About this task: Records follow. Pull out every line that contains "name".

Web page and app entries

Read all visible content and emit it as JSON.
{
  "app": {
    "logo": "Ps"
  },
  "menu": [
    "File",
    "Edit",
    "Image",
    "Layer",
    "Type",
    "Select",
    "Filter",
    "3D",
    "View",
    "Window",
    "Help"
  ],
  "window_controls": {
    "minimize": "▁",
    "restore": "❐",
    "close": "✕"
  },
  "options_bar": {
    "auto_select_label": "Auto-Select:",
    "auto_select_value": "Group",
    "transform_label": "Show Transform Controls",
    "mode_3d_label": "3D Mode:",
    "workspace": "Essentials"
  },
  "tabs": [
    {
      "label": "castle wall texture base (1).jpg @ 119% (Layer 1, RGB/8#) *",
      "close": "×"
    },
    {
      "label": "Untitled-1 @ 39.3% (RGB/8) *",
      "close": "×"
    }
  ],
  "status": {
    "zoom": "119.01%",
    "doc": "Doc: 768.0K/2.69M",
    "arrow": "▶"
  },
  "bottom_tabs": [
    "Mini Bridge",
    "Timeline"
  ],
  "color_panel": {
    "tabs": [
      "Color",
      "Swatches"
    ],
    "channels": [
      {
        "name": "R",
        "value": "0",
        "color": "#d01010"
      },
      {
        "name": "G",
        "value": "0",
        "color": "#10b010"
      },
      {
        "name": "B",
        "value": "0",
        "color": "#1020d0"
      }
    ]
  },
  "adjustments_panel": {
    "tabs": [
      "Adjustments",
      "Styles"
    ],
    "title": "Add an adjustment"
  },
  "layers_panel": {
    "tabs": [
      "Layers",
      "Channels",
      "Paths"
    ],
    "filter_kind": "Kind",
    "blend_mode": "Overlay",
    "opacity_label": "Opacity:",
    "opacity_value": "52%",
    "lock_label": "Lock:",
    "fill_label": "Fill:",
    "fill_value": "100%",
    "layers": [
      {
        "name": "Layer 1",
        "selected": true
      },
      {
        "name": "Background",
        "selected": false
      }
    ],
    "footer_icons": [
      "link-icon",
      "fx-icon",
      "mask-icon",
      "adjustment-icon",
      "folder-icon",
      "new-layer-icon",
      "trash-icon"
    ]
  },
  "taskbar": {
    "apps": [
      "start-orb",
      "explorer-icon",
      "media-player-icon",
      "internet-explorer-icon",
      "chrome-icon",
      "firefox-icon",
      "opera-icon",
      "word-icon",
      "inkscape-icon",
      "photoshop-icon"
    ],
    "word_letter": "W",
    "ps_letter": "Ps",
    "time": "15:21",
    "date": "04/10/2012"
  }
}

Expected output:
        "name": "R",
        "name": "G",
        "name": "B",
        "name": "Layer 1",
        "name": "Background",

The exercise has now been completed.